> WORK INSTRUCTION
From the first line to the last, copy the data below word for word.
=== EXERCISE DATA ===
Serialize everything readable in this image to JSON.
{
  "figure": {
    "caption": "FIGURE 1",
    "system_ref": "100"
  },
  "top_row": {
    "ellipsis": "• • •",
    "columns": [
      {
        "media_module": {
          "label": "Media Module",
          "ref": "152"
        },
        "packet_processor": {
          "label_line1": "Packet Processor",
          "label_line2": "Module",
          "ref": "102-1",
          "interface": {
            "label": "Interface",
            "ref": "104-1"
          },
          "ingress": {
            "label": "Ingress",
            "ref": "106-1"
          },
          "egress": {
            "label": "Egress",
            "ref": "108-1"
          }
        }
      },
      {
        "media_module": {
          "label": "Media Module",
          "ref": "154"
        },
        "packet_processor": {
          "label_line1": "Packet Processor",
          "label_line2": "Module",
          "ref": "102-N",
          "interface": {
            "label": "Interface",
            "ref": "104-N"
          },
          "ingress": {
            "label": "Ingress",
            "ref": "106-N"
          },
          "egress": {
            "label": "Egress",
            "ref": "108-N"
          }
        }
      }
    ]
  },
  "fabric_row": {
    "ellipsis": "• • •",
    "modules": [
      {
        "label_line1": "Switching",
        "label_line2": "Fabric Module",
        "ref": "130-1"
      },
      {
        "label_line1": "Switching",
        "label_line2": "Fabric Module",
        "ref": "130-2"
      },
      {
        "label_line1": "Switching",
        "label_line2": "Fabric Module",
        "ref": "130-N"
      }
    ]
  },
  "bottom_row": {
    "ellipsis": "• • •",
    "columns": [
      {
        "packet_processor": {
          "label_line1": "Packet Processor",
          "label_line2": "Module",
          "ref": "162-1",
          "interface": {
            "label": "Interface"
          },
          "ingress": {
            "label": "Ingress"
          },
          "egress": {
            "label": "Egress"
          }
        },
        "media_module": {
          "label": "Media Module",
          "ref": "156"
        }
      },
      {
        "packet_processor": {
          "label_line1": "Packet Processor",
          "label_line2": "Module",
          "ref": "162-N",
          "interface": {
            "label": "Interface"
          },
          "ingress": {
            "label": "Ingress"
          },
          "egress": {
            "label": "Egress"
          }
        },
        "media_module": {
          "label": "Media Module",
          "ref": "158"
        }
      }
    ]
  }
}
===
> SOLUTION BELOW
Serialize everything readable in this image to JSON.
{
  "figure": {
    "caption": "FIGURE 1",
    "system_ref": "100"
  },
  "top_row": {
    "ellipsis": "• • •",
    "columns": [
      {
        "media_module": {
          "label": "Media Module",
          "ref": "152"
        },
        "packet_processor": {
          "label_line1": "Packet Processor",
          "label_line2": "Module",
          "ref": "102-1",
          "interface": {
            "label": "Interface",
            "ref": "104-1"
          },
          "ingress": {
            "label": "Ingress",
            "ref": "106-1"
          },
          "egress": {
            "label": "Egress",
            "ref": "108-1"
          }
        }
      },
      {
        "media_module": {
          "label": "Media Module",
          "ref": "154"
        },
        "packet_processor": {
          "label_line1": "Packet Processor",
          "label_line2": "Module",
          "ref": "102-N",
          "interface": {
            "label": "Interface",
            "ref": "104-N"
          },
          "ingress": {
            "label": "Ingress",
            "ref": "106-N"
          },
          "egress": {
            "label": "Egress",
            "ref": "108-N"
          }
        }
      }
    ]
  },
  "fabric_row": {
    "ellipsis": "• • •",
    "modules": [
      {
        "label_line1": "Switching",
        "label_line2": "Fabric Module",
        "ref": "130-1"
      },
      {
        "label_line1": "Switching",
        "label_line2": "Fabric Module",
        "ref": "130-2"
      },
      {
        "label_line1": "Switching",
        "label_line2": "Fabric Module",
        "ref": "130-N"
      }
    ]
  },
  "bottom_row": {
    "ellipsis": "• • •",
    "columns": [
      {
        "packet_processor": {
          "label_line1": "Packet Processor",
          "label_line2": "Module",
          "ref": "162-1",
          "interface": {
            "label": "Interface"
          },
          "ingress": {
            "label": "Ingress"
          },
          "egress": {
            "label": "Egress"
          }
        },
        "media_module": {
          "label": "Media Module",
          "ref": "156"
        }
      },
      {
        "packet_processor": {
          "label_line1": "Packet Processor",
          "label_line2": "Module",
          "ref": "162-N",
          "interface": {
            "label": "Interface"
          },
          "ingress": {
            "label": "Ingress"
          },
          "egress": {
            "label": "Egress"
          }
        },
        "media_module": {
          "label": "Media Module",
          "ref": "158"
        }
      }
    ]
  }
}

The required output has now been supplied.